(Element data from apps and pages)
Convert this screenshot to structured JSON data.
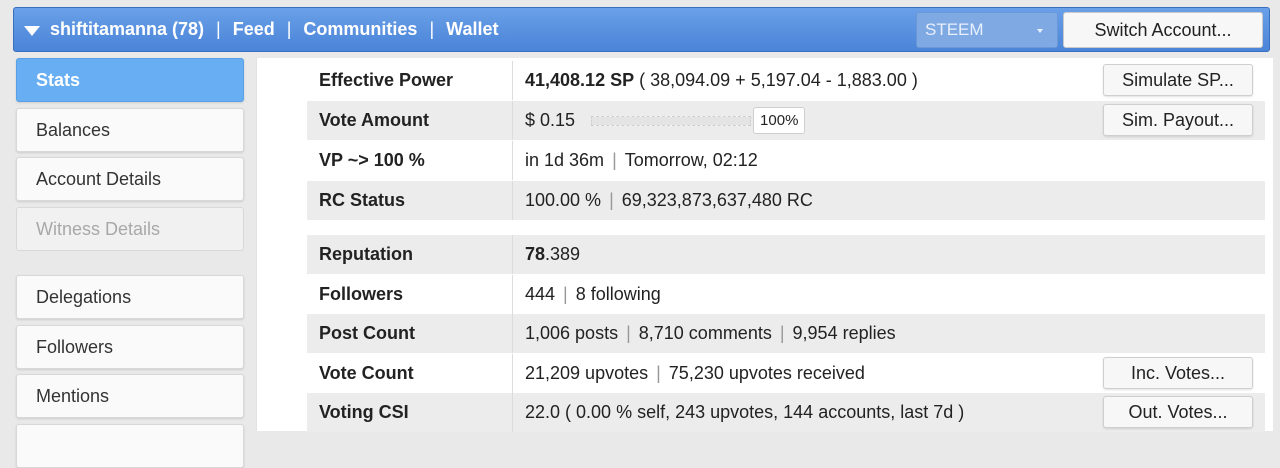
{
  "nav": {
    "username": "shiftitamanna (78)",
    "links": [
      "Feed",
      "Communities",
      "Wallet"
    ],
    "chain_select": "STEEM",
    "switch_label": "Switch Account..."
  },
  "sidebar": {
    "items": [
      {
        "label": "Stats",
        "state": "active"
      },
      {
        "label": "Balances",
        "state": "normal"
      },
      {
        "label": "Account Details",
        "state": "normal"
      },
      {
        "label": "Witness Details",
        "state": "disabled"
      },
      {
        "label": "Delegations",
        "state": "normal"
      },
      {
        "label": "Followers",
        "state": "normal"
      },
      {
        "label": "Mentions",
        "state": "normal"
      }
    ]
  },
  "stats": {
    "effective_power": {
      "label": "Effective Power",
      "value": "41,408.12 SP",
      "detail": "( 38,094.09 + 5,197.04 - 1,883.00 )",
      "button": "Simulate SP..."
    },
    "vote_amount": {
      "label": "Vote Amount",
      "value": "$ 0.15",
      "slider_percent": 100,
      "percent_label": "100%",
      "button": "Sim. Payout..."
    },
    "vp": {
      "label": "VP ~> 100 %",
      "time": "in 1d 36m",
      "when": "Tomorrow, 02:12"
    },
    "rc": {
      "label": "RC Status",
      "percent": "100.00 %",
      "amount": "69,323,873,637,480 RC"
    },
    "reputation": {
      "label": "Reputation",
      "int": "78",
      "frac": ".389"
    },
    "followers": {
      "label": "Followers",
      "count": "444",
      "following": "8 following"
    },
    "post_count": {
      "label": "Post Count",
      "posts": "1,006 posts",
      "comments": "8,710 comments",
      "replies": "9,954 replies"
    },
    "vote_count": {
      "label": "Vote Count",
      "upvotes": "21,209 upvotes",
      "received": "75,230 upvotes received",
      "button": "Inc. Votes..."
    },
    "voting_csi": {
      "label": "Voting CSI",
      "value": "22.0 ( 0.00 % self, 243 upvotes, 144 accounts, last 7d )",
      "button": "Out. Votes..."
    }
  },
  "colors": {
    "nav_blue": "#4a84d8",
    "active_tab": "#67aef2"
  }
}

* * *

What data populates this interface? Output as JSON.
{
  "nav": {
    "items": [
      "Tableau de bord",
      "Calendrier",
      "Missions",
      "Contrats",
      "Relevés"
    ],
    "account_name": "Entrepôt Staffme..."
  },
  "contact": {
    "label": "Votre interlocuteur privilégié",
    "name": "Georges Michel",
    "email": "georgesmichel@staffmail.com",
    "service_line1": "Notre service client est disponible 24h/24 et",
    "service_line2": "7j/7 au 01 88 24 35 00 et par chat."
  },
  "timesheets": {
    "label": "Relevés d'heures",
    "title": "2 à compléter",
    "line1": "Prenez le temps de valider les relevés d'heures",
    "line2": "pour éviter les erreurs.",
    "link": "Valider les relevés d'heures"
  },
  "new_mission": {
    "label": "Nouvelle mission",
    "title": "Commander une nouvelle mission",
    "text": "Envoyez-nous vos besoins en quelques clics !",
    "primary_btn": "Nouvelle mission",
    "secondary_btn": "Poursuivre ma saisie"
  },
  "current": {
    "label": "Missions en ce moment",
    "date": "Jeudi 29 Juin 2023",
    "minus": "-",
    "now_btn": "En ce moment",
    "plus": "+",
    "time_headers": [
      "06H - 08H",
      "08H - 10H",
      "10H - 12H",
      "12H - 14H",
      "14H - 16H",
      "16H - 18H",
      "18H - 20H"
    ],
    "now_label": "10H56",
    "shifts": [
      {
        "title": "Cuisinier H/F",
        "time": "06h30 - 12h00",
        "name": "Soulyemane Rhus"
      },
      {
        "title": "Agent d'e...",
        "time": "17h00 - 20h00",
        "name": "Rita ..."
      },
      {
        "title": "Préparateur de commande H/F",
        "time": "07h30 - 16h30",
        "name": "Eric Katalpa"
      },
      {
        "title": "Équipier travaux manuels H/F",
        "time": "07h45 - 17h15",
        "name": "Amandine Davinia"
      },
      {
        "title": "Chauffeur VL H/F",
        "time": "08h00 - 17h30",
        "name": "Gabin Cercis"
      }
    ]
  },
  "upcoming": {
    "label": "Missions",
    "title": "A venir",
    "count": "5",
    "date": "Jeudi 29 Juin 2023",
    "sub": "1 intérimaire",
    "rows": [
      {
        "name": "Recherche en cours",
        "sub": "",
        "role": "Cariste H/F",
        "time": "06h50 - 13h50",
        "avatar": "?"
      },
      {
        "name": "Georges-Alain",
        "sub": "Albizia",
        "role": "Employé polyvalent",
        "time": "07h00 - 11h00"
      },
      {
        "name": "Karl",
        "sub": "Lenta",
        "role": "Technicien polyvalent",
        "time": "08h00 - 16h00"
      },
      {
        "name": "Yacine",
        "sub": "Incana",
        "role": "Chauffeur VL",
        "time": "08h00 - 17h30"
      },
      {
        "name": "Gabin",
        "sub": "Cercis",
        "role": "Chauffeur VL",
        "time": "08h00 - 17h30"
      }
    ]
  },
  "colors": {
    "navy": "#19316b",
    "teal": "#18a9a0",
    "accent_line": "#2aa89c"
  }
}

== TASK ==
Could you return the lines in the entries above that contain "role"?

== EXERCISE SOLUTION ==
        "role": "Cariste H/F",
        "role": "Employé polyvalent",
        "role": "Technicien polyvalent",
        "role": "Chauffeur VL",
        "role": "Chauffeur VL",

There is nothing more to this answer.